To this day, loud noises — balloons popping, fire alarms ringing — take him back.
“People ask when it’s going to get back to normal — and it doesn’t,” said DeAngelis, who retired in 2014. “We had to redefine what normal was.”
Dr. Frank Ochberg, a psychiatrist and expert on PTSD, worked with survivors after the Columbine shooting.
“At least once a month you go back to the horrible memory without wanting to,” he said. “You get triggered. This syndrome is so similar to being shot and carrying a bullet inside you. It’s an invisible wound, but it’s a wound.”
The slam of a heavy wooden church door at a classmate’s funeral sent Stoneman Douglas student Danielle Gilbert to the floor.
“I was shaking. I couldn’t move. My mom and another woman had to come over and pick me up and hold me,” said the 17-year-old who was in Reoven’s class. “I didn’t talk to them. I didn’t respond. I was just shaking. I was just reliving it all.”
Rebecca Bogart, 17, from Room 1214, said it’s been hard to find peace since that day — not even in her usual spot in the Everglades, where she has always gone to catch the sunsets and unwind. There, the sound of a car one day, possibly backfiring, drove her to tears.
“It sounded like three gunshots to me cause the sound it made was really loud,” she said. “I didn’t even see the car and I [was] just sort of freaking out and started crying, called my dad, and I was scared.”
Her dad offered to come pick her up, but she regained her composure: “I said, ‘I’ll be fine.’”

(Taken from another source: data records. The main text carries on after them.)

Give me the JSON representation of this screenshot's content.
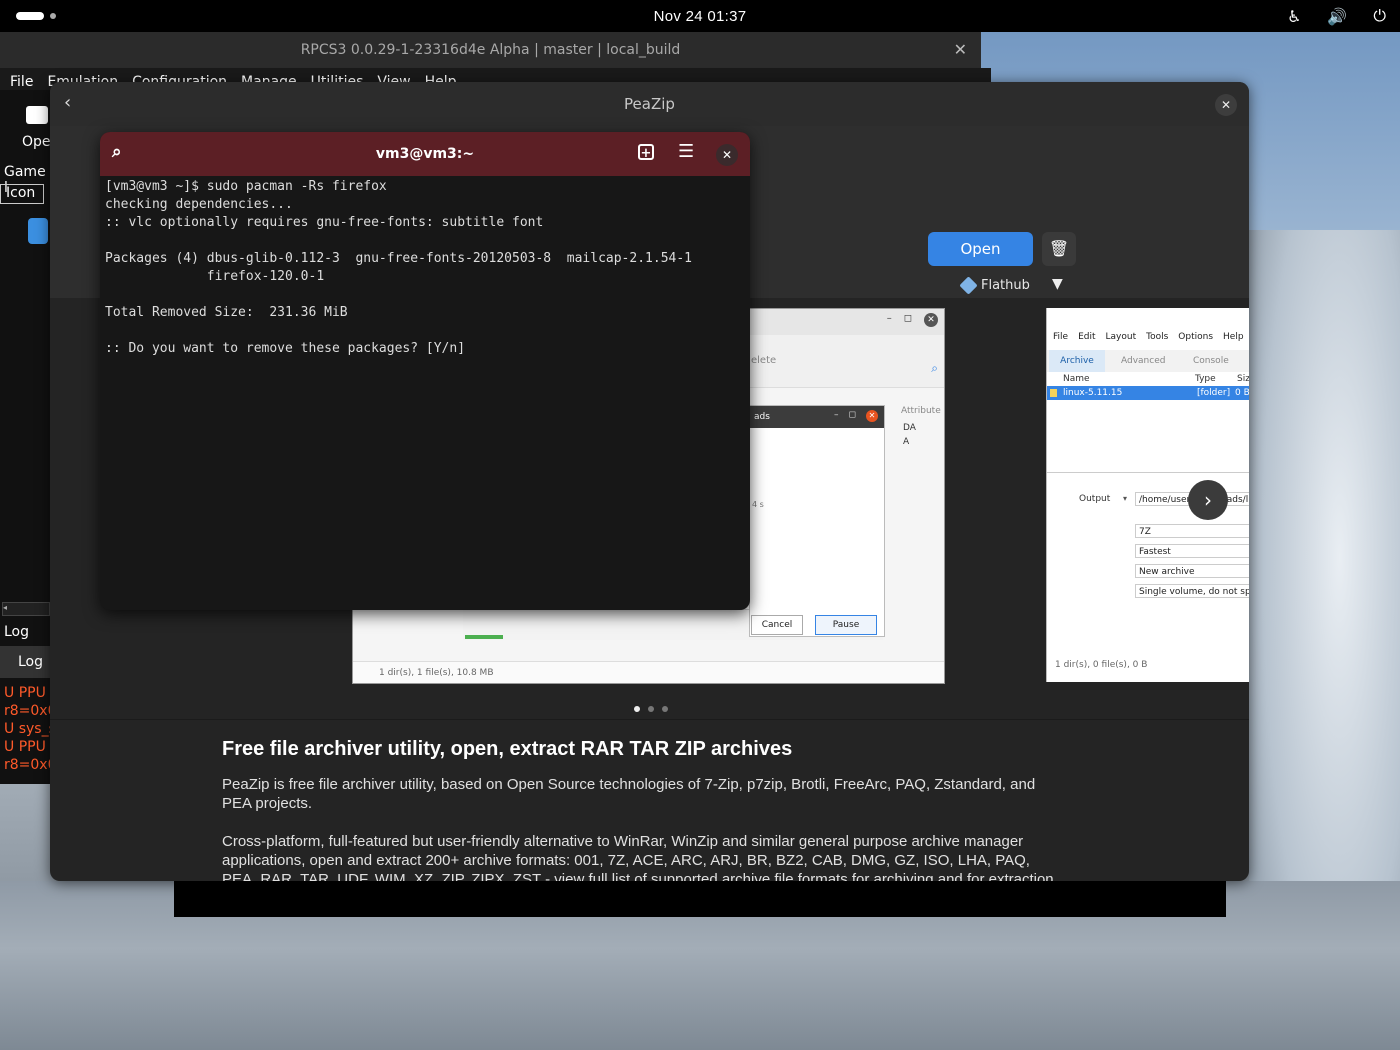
{
  "topbar": {
    "clock": "Nov 24  01:37",
    "icons": [
      "accessibility-icon",
      "volume-icon",
      "power-icon"
    ]
  },
  "rpcs3": {
    "title": "RPCS3 0.0.29-1-23316d4e Alpha | master | local_build",
    "menu": [
      "File",
      "Emulation",
      "Configuration",
      "Manage",
      "Utilities",
      "View",
      "Help"
    ],
    "open_label": "Ope",
    "game_label": "Game l",
    "icon_label": "Icon",
    "log_header": "Log",
    "log_tab": "Log",
    "log_lines": [
      "U PPU",
      "r8=0x0",
      "U sys_s",
      "U PPU",
      "r8=0x0"
    ]
  },
  "software": {
    "title": "PeaZip",
    "open_button": "Open",
    "source": "Flathub",
    "colors": {
      "accent": "#3584e4",
      "header": "#2c2c2c"
    },
    "screenshot1": {
      "delete_label": "elete",
      "attr_header": "Attribute",
      "attr_values": [
        "DA",
        "A"
      ],
      "dialog_title": "ads",
      "dialog_side": "4 s",
      "cancel": "Cancel",
      "pause": "Pause",
      "status": "1 dir(s), 1 file(s), 10.8 MB"
    },
    "screenshot2": {
      "menu": [
        "File",
        "Edit",
        "Layout",
        "Tools",
        "Options",
        "Help"
      ],
      "tabs": [
        "Archive",
        "Advanced",
        "Console"
      ],
      "col_name": "Name",
      "col_type": "Type",
      "col_size": "Siz",
      "row_name": "linux-5.11.15",
      "row_type": "[folder]",
      "row_size": "0 B",
      "output_label": "Output",
      "output_path": "/home/user/Downloads/l",
      "format": "7Z",
      "level": "Fastest",
      "archive_name": "New archive",
      "volume": "Single volume, do not spl",
      "status": "1 dir(s), 0 file(s), 0 B"
    },
    "description": {
      "heading": "Free file archiver utility, open, extract RAR TAR ZIP archives",
      "p1": "PeaZip is free file archiver utility, based on Open Source technologies of 7-Zip, p7zip, Brotli, FreeArc, PAQ, Zstandard, and PEA projects.",
      "p2": "Cross-platform, full-featured but user-friendly alternative to WinRar, WinZip and similar general purpose archive manager applications, open and extract 200+ archive formats: 001, 7Z, ACE, ARC, ARJ, BR, BZ2, CAB, DMG, GZ, ISO, LHA, PAQ, PEA, RAR, TAR, UDF, WIM, XZ, ZIP, ZIPX, ZST - view full list of supported archive file formats for archiving and for extraction."
    }
  },
  "terminal": {
    "title": "vm3@vm3:~",
    "output": "[vm3@vm3 ~]$ sudo pacman -Rs firefox\nchecking dependencies...\n:: vlc optionally requires gnu-free-fonts: subtitle font\n\nPackages (4) dbus-glib-0.112-3  gnu-free-fonts-20120503-8  mailcap-2.1.54-1\n             firefox-120.0-1\n\nTotal Removed Size:  231.36 MiB\n\n:: Do you want to remove these packages? [Y/n]"
  }
}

But how long does it take to truly be fine? It’s too soon to tell for Parkland students.
It took about eight years for most of the Columbine students to move past the tragedy, said New York-based author Dave Cullen, who spent 10 years writing a book about the Colorado school shooting.

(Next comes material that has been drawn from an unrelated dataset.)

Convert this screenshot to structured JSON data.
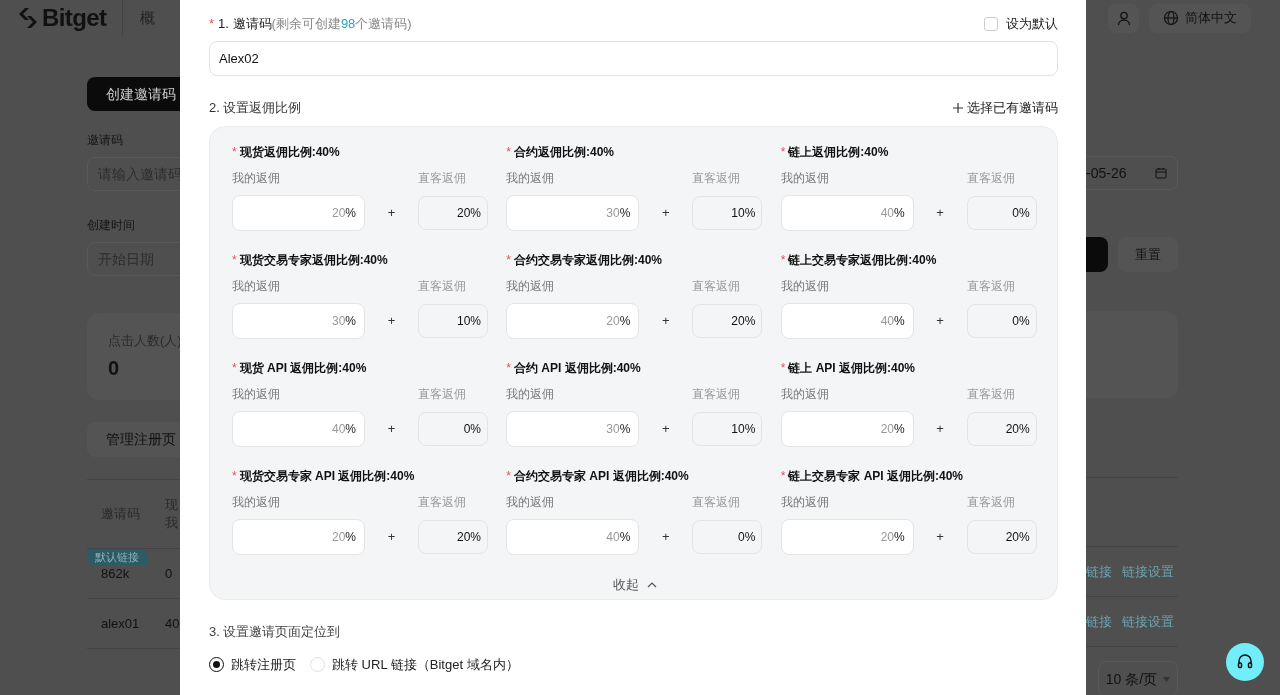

“The morning after, it was pretty shocking,” Cullen said. “They literally changed overnight. They entered the numb phase of PTSD.
“By year eight, they were telling me they were really ready to be done with it, and it no longer defined them.”

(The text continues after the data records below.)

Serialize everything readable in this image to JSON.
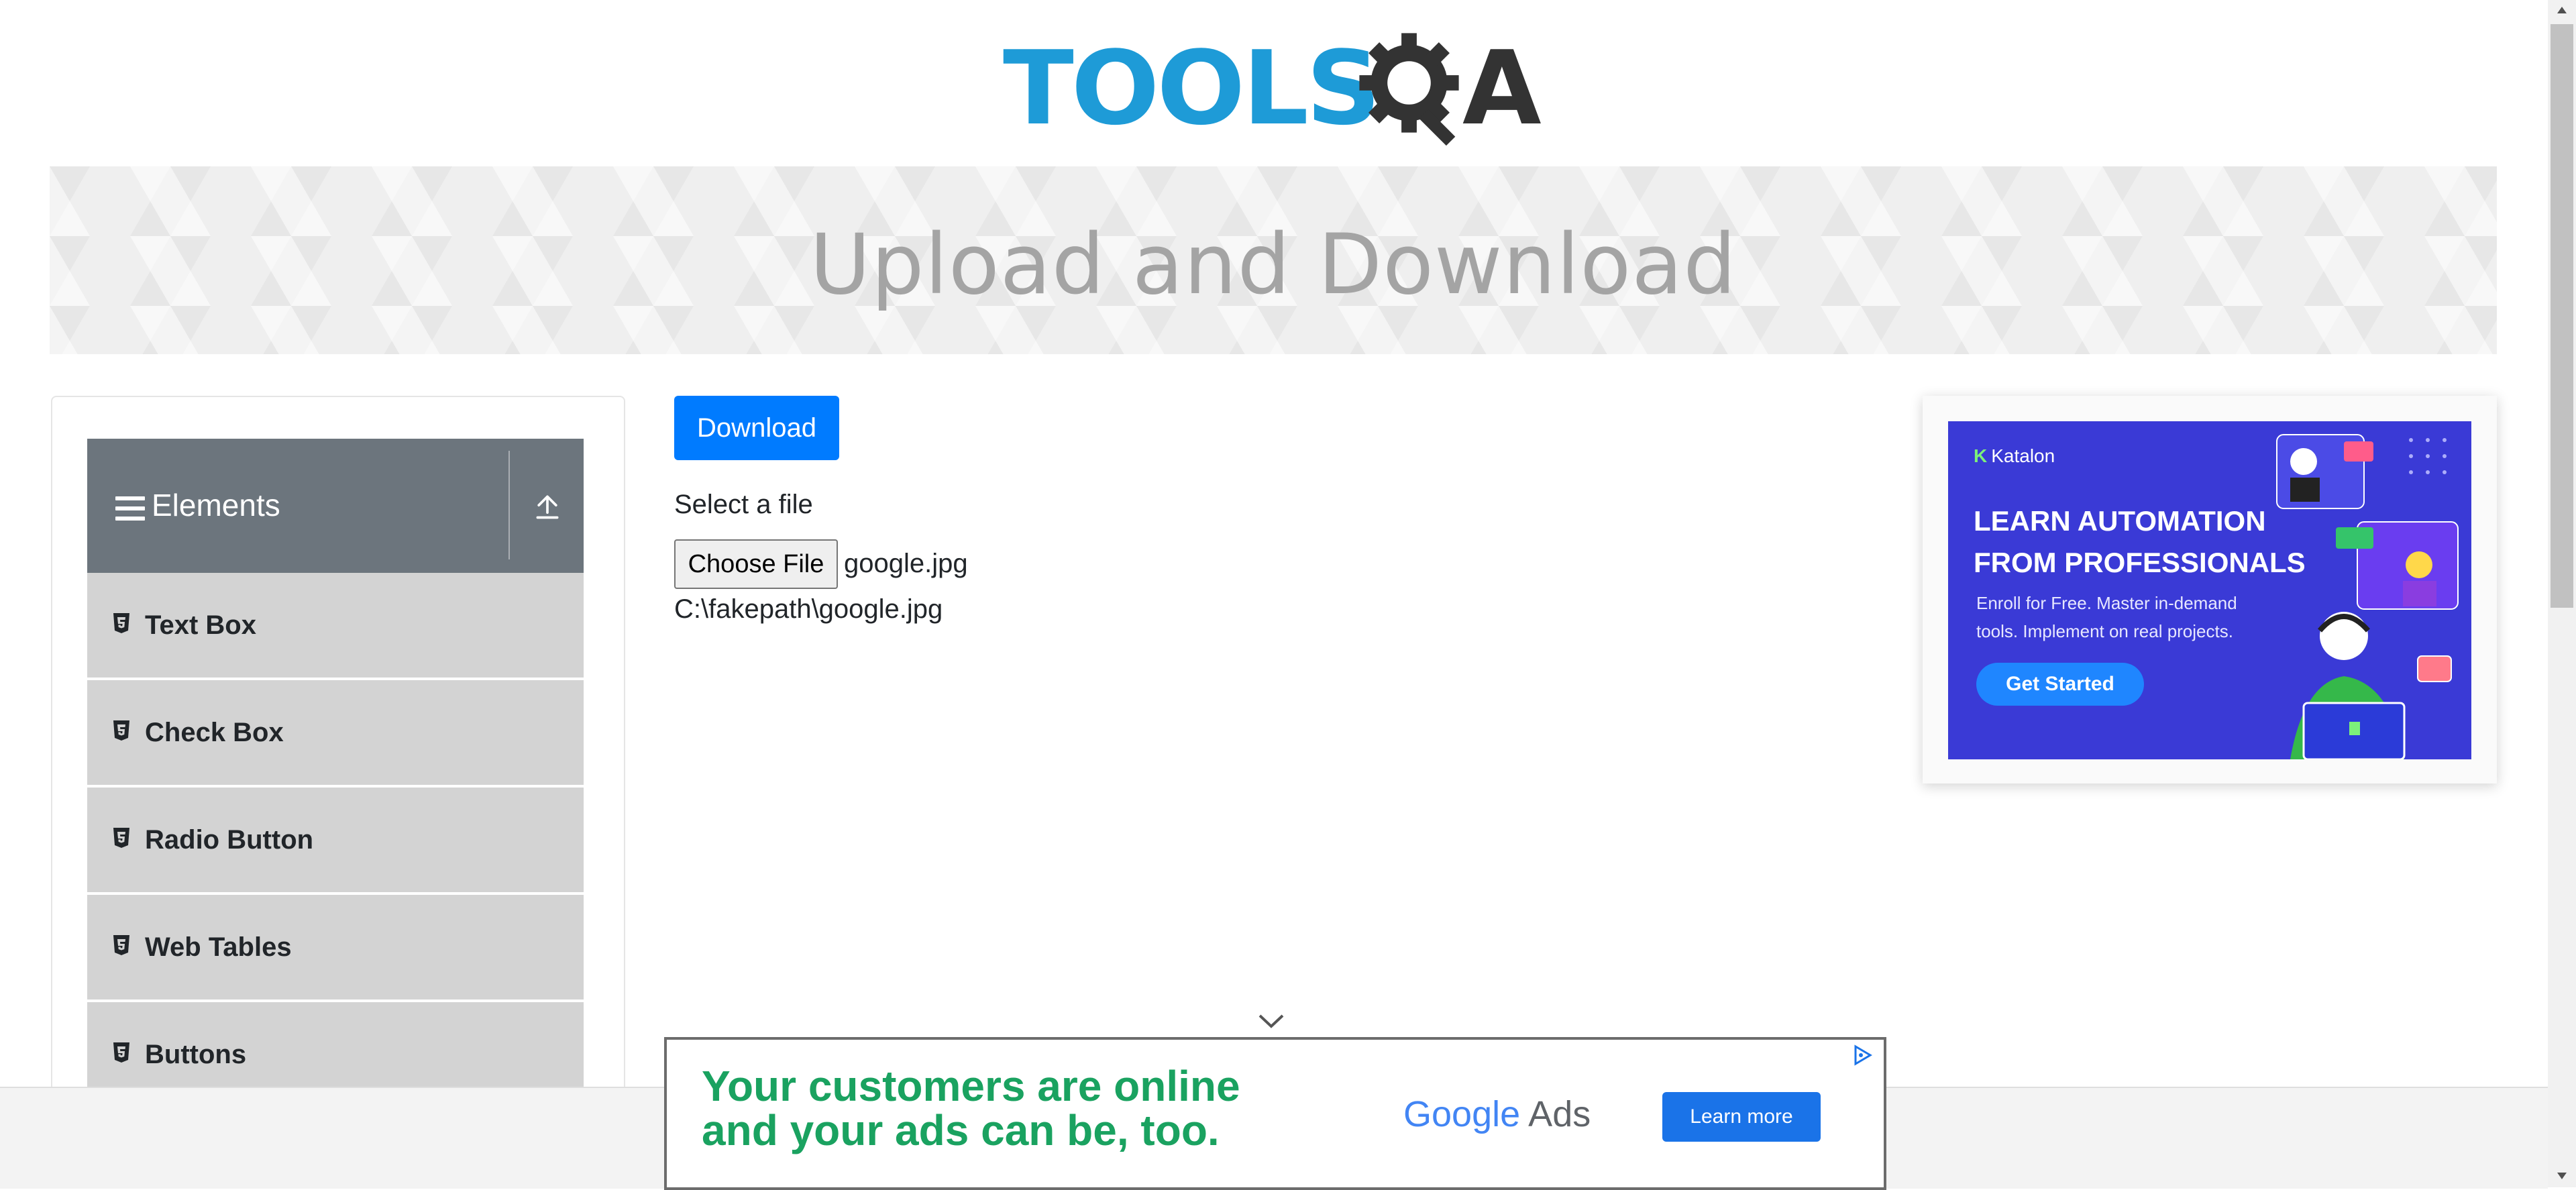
{
  "header": {
    "logo_text_left": "TOOLS",
    "logo_text_right": "A",
    "colors": {
      "logo_blue": "#1e9bd7",
      "logo_dark": "#333333"
    }
  },
  "banner": {
    "title": "Upload and Download"
  },
  "sidebar": {
    "group": {
      "title": "Elements",
      "menu_icon": "hamburger-icon",
      "collapse_icon": "upload-arrow-icon"
    },
    "items": [
      {
        "label": "Text Box",
        "icon": "html5-icon"
      },
      {
        "label": "Check Box",
        "icon": "html5-icon"
      },
      {
        "label": "Radio Button",
        "icon": "html5-icon"
      },
      {
        "label": "Web Tables",
        "icon": "html5-icon"
      },
      {
        "label": "Buttons",
        "icon": "html5-icon"
      }
    ]
  },
  "main": {
    "download_label": "Download",
    "select_file_label": "Select a file",
    "choose_file_label": "Choose File",
    "chosen_file_name": "google.jpg",
    "uploaded_file_path": "C:\\fakepath\\google.jpg",
    "colors": {
      "primary": "#007bff"
    }
  },
  "side_ad": {
    "brand": "Katalon",
    "headline_line1": "LEARN AUTOMATION",
    "headline_line2": "FROM PROFESSIONALS",
    "sub_line1": "Enroll for Free. Master in-demand",
    "sub_line2": "tools. Implement on real projects.",
    "cta": "Get Started",
    "colors": {
      "background": "#3a3ad6",
      "cta": "#1f86ff"
    }
  },
  "bottom_ad": {
    "message_line1": "Your customers are online",
    "message_line2": "and your ads can be, too.",
    "brand_google": "Google",
    "brand_ads": "Ads",
    "cta": "Learn more",
    "colors": {
      "message": "#1aa260",
      "cta": "#1a73e8"
    }
  }
}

But the parents who lost children, he said, “really never got over it.”
At 17, Sid Fischer had never contemplated his death before.
Today, he wonders what his funeral would have been like.
“I think about my friends, my family and how incomplete my life is so far, and how my future could have just been erased,” said Fischer, who was in the Holocaust history class. “As soon as those bullets stopped ringing in our room, I was like, why us? … Why were we chosen?”
Like Menescal, he keeps coming back to images: the blood and bullets on the floor; the walking wounded getting up for help; fellow student Luke Hoyer’s body in the hallway outside his classroom.
“Those first seven to 10 shots do rattle through my mind, and then as soon as that happens I start adding detail,” Fischer said. “Once one memory of the event occurs, all of them kind of join together.”
Even a happy occasion — a surprise visit from Miami Heat basketball star Dwyane Wade on March 7 — unnerved him. The collective cries of surprised students, albeit joyful ones, had him looking for the exits.
“I got up in a panic ... and I was ready to run,” he said. “Two counselors saw me and they came over and comforted me because they knew I was going through trauma.”
After the six-minute, 20-second rampage, Fischer may have walked out of the school unscathed, he said, but he feels shattered inside.
His head is clouded with thoughts of the shooting — he misses having a clear mind. The torrent of thoughts is so great he sometimes gets headaches, he said. He wonders whether he’ll be the happy kid he was before Feb. 14.
He recalls glancing back at the school that day, as he ran away to safety after the massacre.
That moment, he realized, was his rebirth.
“Through those walls, I noticed that there’s probably my old self just sitting there in that corner still thinking about if I’m going to live or die.”